Entries from a dataset of interfaces

'''

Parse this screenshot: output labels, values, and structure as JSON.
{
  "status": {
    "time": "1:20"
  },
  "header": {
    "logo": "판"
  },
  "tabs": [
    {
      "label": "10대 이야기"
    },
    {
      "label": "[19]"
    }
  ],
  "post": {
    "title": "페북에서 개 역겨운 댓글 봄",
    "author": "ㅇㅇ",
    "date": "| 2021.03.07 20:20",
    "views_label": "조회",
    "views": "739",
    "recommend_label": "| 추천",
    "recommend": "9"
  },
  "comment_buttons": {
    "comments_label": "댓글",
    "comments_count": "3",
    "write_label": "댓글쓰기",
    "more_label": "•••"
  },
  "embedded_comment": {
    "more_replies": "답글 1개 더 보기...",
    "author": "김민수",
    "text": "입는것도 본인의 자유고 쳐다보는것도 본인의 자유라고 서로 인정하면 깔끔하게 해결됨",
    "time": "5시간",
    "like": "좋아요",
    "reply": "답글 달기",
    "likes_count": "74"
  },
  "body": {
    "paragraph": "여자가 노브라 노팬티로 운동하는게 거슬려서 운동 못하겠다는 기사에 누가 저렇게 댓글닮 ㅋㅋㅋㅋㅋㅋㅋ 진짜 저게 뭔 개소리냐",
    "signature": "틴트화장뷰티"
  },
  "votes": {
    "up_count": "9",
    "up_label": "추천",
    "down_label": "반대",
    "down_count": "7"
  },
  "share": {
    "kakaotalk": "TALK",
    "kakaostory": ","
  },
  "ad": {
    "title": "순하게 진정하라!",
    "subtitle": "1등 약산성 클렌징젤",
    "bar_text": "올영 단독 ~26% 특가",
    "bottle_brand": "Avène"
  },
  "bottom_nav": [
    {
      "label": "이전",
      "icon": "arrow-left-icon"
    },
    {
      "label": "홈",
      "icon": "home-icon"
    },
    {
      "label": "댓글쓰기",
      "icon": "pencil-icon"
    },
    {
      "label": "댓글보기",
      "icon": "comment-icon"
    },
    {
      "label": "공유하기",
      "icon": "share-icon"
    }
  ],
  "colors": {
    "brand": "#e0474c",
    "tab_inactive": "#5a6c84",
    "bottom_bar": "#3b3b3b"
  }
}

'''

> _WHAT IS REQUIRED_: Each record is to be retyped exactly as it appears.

> _WRITTEN RESPONSE_:
Parse this screenshot: output labels, values, and structure as JSON.
{
  "status": {
    "time": "1:20"
  },
  "header": {
    "logo": "판"
  },
  "tabs": [
    {
      "label": "10대 이야기"
    },
    {
      "label": "[19]"
    }
  ],
  "post": {
    "title": "페북에서 개 역겨운 댓글 봄",
    "author": "ㅇㅇ",
    "date": "| 2021.03.07 20:20",
    "views_label": "조회",
    "views": "739",
    "recommend_label": "| 추천",
    "recommend": "9"
  },
  "comment_buttons": {
    "comments_label": "댓글",
    "comments_count": "3",
    "write_label": "댓글쓰기",
    "more_label": "•••"
  },
  "embedded_comment": {
    "more_replies": "답글 1개 더 보기...",
    "author": "김민수",
    "text": "입는것도 본인의 자유고 쳐다보는것도 본인의 자유라고 서로 인정하면 깔끔하게 해결됨",
    "time": "5시간",
    "like": "좋아요",
    "reply": "답글 달기",
    "likes_count": "74"
  },
  "body": {
    "paragraph": "여자가 노브라 노팬티로 운동하는게 거슬려서 운동 못하겠다는 기사에 누가 저렇게 댓글닮 ㅋㅋㅋㅋㅋㅋㅋ 진짜 저게 뭔 개소리냐",
    "signature": "틴트화장뷰티"
  },
  "votes": {
    "up_count": "9",
    "up_label": "추천",
    "down_label": "반대",
    "down_count": "7"
  },
  "share": {
    "kakaotalk": "TALK",
    "kakaostory": ","
  },
  "ad": {
    "title": "순하게 진정하라!",
    "subtitle": "1등 약산성 클렌징젤",
    "bar_text": "올영 단독 ~26% 특가",
    "bottle_brand": "Avène"
  },
  "bottom_nav": [
    {
      "label": "이전",
      "icon": "arrow-left-icon"
    },
    {
      "label": "홈",
      "icon": "home-icon"
    },
    {
      "label": "댓글쓰기",
      "icon": "pencil-icon"
    },
    {
      "label": "댓글보기",
      "icon": "comment-icon"
    },
    {
      "label": "공유하기",
      "icon": "share-icon"
    }
  ],
  "colors": {
    "brand": "#e0474c",
    "tab_inactive": "#5a6c84",
    "bottom_bar": "#3b3b3b"
  }
}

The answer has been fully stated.